Coeur d'Alene's economic success impacts neighboring communities


PLUMMER, Idaho - The Coeur d'Alene Tribe has become a dominant financial player in the panhandle of Idaho. The University of Idaho's College of Business and Economics was commissioned by the tribe to determine just how large the financial impact was on the region's economy. The bottom line showed an impact of a quarter of a billion dollars. The tribe is the largest employer in Benewah County, where much of the reservation lies; the second largest employer in all of northern Idaho; and is rapidly closing the gap towards becoming No. 1.

More than 1,400 people are employed directly in tribal operations that generate in excess of $13 million annually in sales, excise and property tax revenue. Employees also paid $3.84 million in state income tax last year alone. An additional 2,100 jobs beyond the reservation are indirectly involved with the ripple effect that results from purchases of goods and services.

The major employer and largest moneymaker is the Coeur d'Alene Casino Resort Hotel. Presently 865 jobs are offered, and that number may reach 900 by summer. Large as that is, the tribe's other operations provide nearly as many jobs and those numbers will rise substantially with the planned expansion of Berg Integrated Systems within the next year. Government operations employ 362 people. The Benewah Medical

Center/Wellness Center employs another 237, and other enterprises and farming support 45 more jobs.

Tribal Chairman Chief Allan commented on the tribe's contribution to regional economy. ''We have long since arrived as a major player in the north Idaho economy. Our role is to work hard to create a better life for all people here, Indian and non-Indian, on the reservation and throughout our traditional homeland. Not only are we immensely successful, but we pour those dollars directly back into the economy of the region. Everyone benefits, and Idahoans recognize what we're doing for ourselves and for the whole state.''

Allotments and homesteading 100 years ago had reduced 80 percent of the tribe's land base, causing a rapid decline into poverty and loss of pride. The first gaming operation was a bingo hall in 1993 that provided 90 jobs; the total tribal employment at that time was only 125 people. That was a turning point: and the development of a casino and hotel a few years later was the major factor in increasing not only jobs and income, but pride as well.

A similar study was conducted in 2002; and during the five years since, the level of employment has grown by 300 workers, a 27 percent increase. Jobs are now available for tribal members who want a job, an incredible achievement in 14 years.

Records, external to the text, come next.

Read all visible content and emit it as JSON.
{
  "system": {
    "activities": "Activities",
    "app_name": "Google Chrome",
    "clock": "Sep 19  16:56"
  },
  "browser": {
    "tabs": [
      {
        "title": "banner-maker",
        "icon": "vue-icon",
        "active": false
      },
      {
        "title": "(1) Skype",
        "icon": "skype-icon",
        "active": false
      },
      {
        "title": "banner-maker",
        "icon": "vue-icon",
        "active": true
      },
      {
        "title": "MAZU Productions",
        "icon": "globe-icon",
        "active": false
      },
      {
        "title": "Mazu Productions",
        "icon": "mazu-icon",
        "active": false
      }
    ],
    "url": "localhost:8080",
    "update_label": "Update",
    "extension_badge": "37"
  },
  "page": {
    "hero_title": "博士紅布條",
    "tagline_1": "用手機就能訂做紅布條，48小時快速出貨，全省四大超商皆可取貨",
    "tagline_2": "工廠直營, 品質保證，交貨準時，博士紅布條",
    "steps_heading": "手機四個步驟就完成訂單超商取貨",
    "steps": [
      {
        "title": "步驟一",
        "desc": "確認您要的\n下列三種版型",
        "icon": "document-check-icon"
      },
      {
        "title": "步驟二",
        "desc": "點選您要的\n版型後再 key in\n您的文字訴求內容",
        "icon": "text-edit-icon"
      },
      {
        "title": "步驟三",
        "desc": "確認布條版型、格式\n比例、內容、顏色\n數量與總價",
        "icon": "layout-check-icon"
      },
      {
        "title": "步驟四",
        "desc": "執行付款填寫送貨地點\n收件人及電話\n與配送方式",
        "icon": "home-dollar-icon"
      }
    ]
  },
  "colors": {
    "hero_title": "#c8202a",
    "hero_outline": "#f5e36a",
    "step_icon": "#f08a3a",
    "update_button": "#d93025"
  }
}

The Coeur d'Alene Tribe has also been a good neighbor to surrounding communities. The tribe made a commitment to give 5 percent of its gaming profits to education, which has resulted in payments of $8 million to schools, both on and off the reservation, primarily throughout the counties of northern Idaho. It has also committed $1.38 million over three years to a free transportation system that covers several neighboring towns and communities within the reservation. Another $1 million was donated to construction of the Kroc Community Center in Coeur d'Alene, plus $100,000 for a Chamber of Commerce building in Coeur d'Alene.

Allan commented on the great leadership, ''visionary leadership,'' over the years and said, ''We've created this success with tribal members at the helm of government and business, never dependent on

partnerships or outside agencies.''

Allan concluded by saying, ''The Coeur d'Alene Tribe and its members represent one of the great success stories in Idaho history. We are far from complete. This state and this region can depend on us for much more and for many years to come.''